These top 10 facts about poverty in Serbia indicate both the struggles and progress of the country. Serbia officially became its own nation in 2006, following the split of the country known as Serbia and Montenegro. Being a newly independent country, it faces challenges of poverty and unemployment. Nonetheless, progress is being made, as these top 10 facts about poverty in Serbia are showing:
- Twenty-five percent of Serbians are impoverished. This percent translates to close to 1.8 million people. Absolute poverty, a more severe condition of poverty has been slowly decreasing, from 7.6 in 2010 to 7.3 in 2016.
- Poverty levels vary greatly in each region of Serbia, but in general, the south has a greater rate of people at risk of poverty than the north. Rural areas, where almost half of the population lives, has the double rate of poverty comparing to urban areas.
- Households are 10 times more likely to be impoverished if the head of the house has not completed primary school. The risk of poverty directly correlates with the level of education of the head of the household.
- Serbia is vulnerable to floods and earthquakes. Earthquakes affect 60,000 people a year and result in losses of $300 million. Floods are even more frequent and also more impactful, affecting 200,000 people and causing a loss of $1 billion yearly.
- The primary school completion rate is 94.8 percent. High school completion rate is 90.1 percent. Enrollment rates have been rising since 2010, for males and for females as well. In fact, female higher-education enrollment rate surpasses the male enrollment rate by 17 percentage points.
- The overall unemployment rate is 14.8 percent. Youth unemployment rate is 44.2 percent. According to UNDP, the reason for these high rates is the disparity between workforce needs and the Serbian education system. Serbia has adopted the youth employment-focused National Employment Action Plan, among other plans, in an attempt to decrease unemployment from 23 percent when it began in 2013.
- The YF Innovation Serbia project, which was completed in 2016, is another way Serbia has made progress towards improving unemployment rates. One of the goals of the project was to encourage entrepreneurship in Serbia by assisting startups, funding projects and opening research institutions. It ultimately helped improve Serbia’s economic growth and create more job opportunities for its citizens.
- Serbia is currently working on becoming a member of the European Union. To achieve this goal the country must go through a pre-ascension phase which includes economic development, increased human rights and an improved government system. To aid with this process, the European Union has allocated 1.5 billion euros for Serbia’s development.
- Serbia’s GDP is projected to grow by 3 percent or 4 percent by 2020. In 2017, Serbia’s economic growth was slowed by drought and energy production issues but this was a temporary setback. Other sectors, such as industry and services, did show growth despite these problems.

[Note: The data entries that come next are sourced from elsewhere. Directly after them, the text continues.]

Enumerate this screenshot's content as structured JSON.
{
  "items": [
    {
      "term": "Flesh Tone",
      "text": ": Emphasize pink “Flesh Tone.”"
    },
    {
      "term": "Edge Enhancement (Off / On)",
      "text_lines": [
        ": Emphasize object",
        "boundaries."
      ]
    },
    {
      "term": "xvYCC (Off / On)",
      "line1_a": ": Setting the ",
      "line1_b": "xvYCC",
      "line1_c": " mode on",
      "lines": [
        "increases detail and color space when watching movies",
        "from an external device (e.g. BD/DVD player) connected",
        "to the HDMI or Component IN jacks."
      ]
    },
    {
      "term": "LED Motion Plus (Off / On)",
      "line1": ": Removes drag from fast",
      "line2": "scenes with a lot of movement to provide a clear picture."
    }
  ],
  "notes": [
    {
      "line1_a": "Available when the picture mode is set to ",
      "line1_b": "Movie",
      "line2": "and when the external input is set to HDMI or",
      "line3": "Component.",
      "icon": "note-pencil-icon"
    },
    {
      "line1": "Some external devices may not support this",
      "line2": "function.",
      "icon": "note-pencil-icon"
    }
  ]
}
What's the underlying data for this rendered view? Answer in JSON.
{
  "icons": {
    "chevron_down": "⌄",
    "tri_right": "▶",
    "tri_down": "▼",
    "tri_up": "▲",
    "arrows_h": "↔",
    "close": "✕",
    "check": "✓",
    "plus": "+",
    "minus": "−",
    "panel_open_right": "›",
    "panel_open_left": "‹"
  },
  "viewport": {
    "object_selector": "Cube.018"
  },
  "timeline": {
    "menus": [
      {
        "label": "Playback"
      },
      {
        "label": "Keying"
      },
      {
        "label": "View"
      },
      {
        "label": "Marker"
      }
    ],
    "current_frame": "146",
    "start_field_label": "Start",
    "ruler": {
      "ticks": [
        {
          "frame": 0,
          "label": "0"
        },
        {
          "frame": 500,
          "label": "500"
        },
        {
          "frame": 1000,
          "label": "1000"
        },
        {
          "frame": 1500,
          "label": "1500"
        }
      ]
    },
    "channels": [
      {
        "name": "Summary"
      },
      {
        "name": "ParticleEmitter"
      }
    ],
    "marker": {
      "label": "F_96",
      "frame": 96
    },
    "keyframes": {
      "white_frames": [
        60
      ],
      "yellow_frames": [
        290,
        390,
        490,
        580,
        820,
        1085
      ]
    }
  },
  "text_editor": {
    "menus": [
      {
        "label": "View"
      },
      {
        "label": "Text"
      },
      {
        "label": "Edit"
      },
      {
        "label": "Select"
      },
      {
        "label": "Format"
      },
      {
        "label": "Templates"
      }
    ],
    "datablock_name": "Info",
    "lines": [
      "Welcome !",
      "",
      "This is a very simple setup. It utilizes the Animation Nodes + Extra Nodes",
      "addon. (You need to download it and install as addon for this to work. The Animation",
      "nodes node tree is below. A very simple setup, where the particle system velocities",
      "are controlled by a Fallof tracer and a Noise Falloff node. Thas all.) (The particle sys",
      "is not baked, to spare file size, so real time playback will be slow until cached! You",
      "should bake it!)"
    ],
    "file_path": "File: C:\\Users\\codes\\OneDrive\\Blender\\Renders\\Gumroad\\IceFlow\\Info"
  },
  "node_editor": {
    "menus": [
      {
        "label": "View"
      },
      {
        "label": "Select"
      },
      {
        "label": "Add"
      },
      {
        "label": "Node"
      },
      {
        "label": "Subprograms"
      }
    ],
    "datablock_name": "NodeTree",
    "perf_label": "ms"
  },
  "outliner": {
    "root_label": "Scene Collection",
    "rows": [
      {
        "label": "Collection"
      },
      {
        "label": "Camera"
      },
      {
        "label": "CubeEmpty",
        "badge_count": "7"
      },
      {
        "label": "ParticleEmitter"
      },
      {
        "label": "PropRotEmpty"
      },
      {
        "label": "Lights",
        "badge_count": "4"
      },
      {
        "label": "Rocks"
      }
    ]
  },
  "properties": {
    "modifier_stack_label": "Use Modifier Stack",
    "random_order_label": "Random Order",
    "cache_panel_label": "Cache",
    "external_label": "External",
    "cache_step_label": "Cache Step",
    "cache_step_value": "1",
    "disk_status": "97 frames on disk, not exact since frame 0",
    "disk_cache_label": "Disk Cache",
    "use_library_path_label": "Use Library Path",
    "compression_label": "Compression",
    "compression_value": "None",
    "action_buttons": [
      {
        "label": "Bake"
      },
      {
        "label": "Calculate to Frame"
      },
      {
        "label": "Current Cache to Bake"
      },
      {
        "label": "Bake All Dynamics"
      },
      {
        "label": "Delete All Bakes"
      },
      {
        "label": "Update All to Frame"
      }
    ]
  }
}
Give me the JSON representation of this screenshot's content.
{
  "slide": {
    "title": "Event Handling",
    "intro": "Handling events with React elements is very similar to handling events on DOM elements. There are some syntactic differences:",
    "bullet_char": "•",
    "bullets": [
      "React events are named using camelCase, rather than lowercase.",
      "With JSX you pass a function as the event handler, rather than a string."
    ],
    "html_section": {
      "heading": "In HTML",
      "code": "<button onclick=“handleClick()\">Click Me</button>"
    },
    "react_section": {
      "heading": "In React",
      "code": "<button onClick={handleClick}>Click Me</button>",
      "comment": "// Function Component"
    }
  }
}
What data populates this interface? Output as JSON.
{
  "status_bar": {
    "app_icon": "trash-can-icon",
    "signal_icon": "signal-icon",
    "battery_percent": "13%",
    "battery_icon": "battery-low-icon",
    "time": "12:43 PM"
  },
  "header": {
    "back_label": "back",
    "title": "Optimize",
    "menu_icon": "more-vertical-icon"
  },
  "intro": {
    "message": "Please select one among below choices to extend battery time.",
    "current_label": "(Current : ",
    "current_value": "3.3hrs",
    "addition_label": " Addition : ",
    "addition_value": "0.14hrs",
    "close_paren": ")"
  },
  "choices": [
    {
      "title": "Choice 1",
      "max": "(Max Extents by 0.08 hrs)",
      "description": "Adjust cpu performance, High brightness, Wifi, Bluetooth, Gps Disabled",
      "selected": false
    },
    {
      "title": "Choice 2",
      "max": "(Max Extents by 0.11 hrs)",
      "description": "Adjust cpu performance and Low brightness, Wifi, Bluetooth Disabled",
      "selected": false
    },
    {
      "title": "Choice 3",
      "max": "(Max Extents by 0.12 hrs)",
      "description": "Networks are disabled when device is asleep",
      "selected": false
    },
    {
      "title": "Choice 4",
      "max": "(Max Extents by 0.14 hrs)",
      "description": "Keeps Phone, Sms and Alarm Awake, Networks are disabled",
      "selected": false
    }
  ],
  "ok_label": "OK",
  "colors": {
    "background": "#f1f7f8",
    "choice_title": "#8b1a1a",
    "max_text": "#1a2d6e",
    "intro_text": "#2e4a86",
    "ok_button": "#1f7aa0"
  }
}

- Serbia’s Human Development Index score was 0.745 in 2014 with an average annual increase of 0.6 percent. This score reflects the high level of human development in Serbia
While poverty still remains an issue in Serbia, the action is certainly being taken to counter it, especially through joining the EU. The standards that the EU holds for its members encourage a better economy and quality of life of its citizens. In the past, most countries have seen economic growth as a result of this same process. Evident in these top 10 facts about poverty in Serbia, Serbian poverty shows promise of slowing down.
– Massarath Fatima